A company is likely to suffer from reduced operational efficiencies, a loss of profits and high staff turnover rates if they have employees who are showcasing low morale and recording high absenteeism levels. The firm may also have to cover additional costs by providing more training and investing in recruitment processes as they attempt to solve the problems.
One of the top tourist attractions in Manchester, Chill Factore, provides entertaining and inclusive team-building activities. In this article, they underline why employers should be worried if they have an unhappy workforce and what they can do to improve the situation…
The impact of unhappy workforces on UK businesses
Employees will be less productive when they feel dejected in their jobs, studies have suggested. Considering that satisfied employees outperform companies with unhappy workers by 202%, it’s clearly beneficial for a company to take notice of the happiness of its staff.
Do you realise just how much a business’ profit margin can be affected by staff members who are unhappy? Personal Group, a staff services company, discovered that people who were happy with their job were 12% more productive than those who felt negatively about their role. Staff that aren’t satisfied will typically be less enthusiastic and involved — and this disengagement is reportedly costing the UK £85 billion a year in lost productivity, according to Gallup’s State of the Global Workforce report.
Members of staff who feel that their working hours are long or poorly organised can develop negative feelings. Their emotional wellbeing can be badly affected as well. This in turn affects workplace performance. A poll carried out by The Hoxby Collective found that 33% of workers said they’d suffered mental health problems directly because of rigid working hours. If your staff are unfit for work, this will cost you. According to estimations by The Centre of Economic and Business Research, absenteeism alone will cost the UK economy £21 billion by 2020, while overworking your staff can also lead to exhaustion and lack of sleep — another contributor of poor productivity levels that costs the UK economy £40.3 billion a year. Consequently, it’s key to create a positive working environment that staff want to get up in the morning and work in if companies want to keep paid sick days to a minimum.
Low staff morale is now being linked with employees showing signs of depression or anxiety too. According to research from the Centre for Mental Health, it costs employers £3.1 billion in staff turnover and £10.6 billion in sickness just to cover mental health problems of staff in the workplace. From implementing staff perks and bonuses to creating a happy, communicative atmosphere; all employers should be investing in lowering the risk of mental health issues for their staff.
When staff members are unhappy in their current role, employers should be prepared to see them looking for employment at another company. The Oxford Economics and Income Protection Providers Unum has calculated that the average amount of replacing a staff member sits at approximately £30,614 — taking into account hiring, lost time, training, and adapting new staff to the workplace culture. Can your business afford to keep covering or taking on new staff?
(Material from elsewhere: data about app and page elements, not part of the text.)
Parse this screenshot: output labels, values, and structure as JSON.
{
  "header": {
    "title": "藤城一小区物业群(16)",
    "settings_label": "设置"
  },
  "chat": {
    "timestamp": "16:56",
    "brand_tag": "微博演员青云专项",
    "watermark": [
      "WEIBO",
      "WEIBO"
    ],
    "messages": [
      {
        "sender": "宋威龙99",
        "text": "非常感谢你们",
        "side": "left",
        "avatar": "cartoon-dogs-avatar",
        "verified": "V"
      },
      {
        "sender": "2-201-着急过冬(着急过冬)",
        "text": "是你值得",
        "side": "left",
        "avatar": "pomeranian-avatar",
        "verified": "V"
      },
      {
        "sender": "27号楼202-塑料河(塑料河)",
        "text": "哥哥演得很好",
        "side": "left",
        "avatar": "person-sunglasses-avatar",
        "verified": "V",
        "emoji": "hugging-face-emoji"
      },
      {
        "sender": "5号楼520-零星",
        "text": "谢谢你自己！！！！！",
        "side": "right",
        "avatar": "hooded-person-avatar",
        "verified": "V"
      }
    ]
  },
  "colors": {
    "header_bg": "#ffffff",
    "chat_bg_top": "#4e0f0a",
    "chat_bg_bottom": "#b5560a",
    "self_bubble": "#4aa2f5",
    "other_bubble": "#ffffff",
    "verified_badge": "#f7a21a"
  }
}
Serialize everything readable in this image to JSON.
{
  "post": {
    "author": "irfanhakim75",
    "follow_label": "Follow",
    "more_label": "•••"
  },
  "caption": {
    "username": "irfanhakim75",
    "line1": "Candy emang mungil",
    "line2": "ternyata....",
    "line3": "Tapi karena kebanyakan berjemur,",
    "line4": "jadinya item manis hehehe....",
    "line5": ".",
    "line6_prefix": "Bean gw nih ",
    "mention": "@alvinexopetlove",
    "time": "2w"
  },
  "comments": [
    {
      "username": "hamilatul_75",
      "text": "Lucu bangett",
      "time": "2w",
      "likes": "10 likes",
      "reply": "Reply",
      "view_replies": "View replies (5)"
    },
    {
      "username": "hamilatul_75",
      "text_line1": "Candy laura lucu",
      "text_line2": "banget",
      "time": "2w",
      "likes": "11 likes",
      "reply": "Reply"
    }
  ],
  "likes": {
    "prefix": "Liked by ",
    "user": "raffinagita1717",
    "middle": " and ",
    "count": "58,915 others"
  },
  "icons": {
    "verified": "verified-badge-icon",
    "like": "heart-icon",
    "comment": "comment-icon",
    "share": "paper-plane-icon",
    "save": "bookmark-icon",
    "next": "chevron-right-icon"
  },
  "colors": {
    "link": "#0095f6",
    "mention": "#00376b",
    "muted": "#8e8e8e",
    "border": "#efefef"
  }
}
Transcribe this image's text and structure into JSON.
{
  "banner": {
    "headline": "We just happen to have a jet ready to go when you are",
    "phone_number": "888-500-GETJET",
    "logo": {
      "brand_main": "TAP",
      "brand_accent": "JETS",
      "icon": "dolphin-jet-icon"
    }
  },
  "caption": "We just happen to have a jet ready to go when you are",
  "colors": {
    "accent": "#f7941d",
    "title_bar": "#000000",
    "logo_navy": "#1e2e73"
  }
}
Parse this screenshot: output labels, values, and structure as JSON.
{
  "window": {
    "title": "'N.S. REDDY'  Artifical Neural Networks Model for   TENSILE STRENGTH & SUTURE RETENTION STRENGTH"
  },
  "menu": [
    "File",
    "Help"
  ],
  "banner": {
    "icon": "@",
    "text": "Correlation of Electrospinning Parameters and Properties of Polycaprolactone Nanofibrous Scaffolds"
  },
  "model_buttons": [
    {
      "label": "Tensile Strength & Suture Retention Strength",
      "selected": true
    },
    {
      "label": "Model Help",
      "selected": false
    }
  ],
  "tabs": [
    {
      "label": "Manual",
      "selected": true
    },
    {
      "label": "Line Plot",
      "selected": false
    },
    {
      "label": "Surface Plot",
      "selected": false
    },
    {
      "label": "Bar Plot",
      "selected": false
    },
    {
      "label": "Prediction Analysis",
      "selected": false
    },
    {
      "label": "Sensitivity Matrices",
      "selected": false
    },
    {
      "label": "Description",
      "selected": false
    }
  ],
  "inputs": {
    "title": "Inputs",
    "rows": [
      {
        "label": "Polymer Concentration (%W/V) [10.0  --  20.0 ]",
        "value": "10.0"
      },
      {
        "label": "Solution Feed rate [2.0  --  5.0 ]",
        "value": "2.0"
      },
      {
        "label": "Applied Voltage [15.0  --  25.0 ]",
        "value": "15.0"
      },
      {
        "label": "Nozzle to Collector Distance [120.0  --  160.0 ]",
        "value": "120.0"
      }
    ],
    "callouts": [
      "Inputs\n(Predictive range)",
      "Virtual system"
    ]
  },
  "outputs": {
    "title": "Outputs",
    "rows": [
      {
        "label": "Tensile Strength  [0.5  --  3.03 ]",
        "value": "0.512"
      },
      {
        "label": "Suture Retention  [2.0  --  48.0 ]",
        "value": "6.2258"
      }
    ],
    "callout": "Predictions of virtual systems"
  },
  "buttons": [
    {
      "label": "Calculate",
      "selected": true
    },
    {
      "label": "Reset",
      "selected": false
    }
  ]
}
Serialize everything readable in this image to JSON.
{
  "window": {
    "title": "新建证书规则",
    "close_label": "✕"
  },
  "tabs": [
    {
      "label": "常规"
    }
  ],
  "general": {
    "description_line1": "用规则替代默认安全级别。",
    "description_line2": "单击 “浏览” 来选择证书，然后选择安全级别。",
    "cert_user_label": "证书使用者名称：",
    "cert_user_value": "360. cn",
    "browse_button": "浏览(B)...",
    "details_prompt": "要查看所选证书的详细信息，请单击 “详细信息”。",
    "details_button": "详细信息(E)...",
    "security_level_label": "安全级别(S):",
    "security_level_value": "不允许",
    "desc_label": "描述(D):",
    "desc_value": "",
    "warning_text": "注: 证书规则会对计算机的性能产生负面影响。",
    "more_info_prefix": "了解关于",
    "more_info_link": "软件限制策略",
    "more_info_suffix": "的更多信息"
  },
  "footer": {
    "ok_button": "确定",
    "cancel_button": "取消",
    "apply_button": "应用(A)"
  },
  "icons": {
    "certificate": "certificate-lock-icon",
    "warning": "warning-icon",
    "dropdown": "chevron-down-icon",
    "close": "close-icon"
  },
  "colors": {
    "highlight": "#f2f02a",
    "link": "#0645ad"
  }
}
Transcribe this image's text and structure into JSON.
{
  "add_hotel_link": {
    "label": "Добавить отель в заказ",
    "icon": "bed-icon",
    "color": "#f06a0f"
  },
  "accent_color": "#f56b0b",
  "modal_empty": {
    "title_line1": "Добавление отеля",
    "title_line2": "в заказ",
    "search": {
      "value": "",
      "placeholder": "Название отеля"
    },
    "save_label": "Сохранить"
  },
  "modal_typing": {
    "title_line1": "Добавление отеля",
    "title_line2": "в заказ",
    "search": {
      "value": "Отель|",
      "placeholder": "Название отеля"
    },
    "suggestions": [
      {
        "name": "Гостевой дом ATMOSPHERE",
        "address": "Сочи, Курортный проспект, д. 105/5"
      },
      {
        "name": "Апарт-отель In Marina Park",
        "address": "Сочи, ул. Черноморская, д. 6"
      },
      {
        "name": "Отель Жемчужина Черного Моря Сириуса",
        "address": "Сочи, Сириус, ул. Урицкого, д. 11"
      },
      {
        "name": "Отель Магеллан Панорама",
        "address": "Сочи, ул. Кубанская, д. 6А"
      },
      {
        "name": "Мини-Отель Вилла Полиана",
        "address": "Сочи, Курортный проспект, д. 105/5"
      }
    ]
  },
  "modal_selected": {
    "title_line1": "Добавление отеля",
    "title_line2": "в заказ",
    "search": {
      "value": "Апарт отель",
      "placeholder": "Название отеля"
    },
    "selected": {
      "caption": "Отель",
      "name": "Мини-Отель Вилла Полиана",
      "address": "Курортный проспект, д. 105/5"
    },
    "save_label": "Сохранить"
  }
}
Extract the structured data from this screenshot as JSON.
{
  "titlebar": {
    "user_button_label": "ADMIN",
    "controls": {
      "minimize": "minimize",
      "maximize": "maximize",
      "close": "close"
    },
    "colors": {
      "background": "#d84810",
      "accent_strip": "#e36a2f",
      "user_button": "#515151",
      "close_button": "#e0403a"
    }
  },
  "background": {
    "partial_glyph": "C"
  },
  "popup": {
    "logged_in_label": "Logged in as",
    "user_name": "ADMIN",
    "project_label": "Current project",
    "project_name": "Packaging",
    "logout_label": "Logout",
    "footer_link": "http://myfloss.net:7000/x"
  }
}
At this point, employers should be taking on board that they need to be stepping up their game to make sure that staff morale remains high throughout a company. Fortunately, there are many initiatives employers can enforce to boost employee happiness.
How to increase staff morale and keep it high
A survey by Investors in People conducted at the beginning of 2018 found that nearly half of the 2,000 participants said that they were aiming to leave their current job in the next 12 months because of poor management. Meanwhile, 39% stated that it was because of feeling undervalued and 30% claimed the reason was lack of job development opportunities. Are these factors that you can explore as part of a business strategy to improve staff morale?
It seems that management is definitely a key reason why many members of staff are making the decision to leave one company to seek out a new job at another firm. Considering the cost of replacing staff, this is something you’ll want to reduce. Assess how your supervisors and managers treat and interact with their staff — could they do with having stronger relationships to encourage better communication? If so, consider scheduling a series of corporate team-building activities to help boost collaboration across all of your departments, or organise onsite charity fundraisers, staff quizzes or regular nights out to inject a sociable aspect into the corporate environment.
Training and development can certainly boost staff morale as well. These can be provided either in-house or through external training courses. Sending your staff on these will not only make them feel valued — another factor of workplace happiness — but should also mean your company will benefit from more knowledgeable and confident business decisions, which should prove lucrative in the long run.
Make improvements to job quality and you should also see enhancements in the wellbeing of employees. This is according to a report created for Britain’s Department for Business Innovation and Skills (BIS). For instance, give your employees more authority over their working day — from how long it takes to complete a task properly, to how they schedule their day. This level of control and variety will help make workers feel more important and excited for the day ahead, while re-evaluating the time it takes to complete a task will lower the risk of them feeling rushed or stressed, thereby reducing the chance that they will take time off for anxiety-related issues.
Have sick days become a problem at your company too, to the point where they are proving costly to the business? If so, it may be worth trying to implement a strategy that focuses on improving the health of employees as well. The UK’s National Institute for Health and Care Excellence claims that a well-researched and managed wellness plan can reduce sick days by almost a third — which means the expense of covering shifts and reduced productivity levels will go down accordingly, too.
Employees who are happier and feel more secure and valued at work should be quickly evident by applying the advice provided in this article throughout your business. Be sure to implement positive processes across your businesses and show initiative too.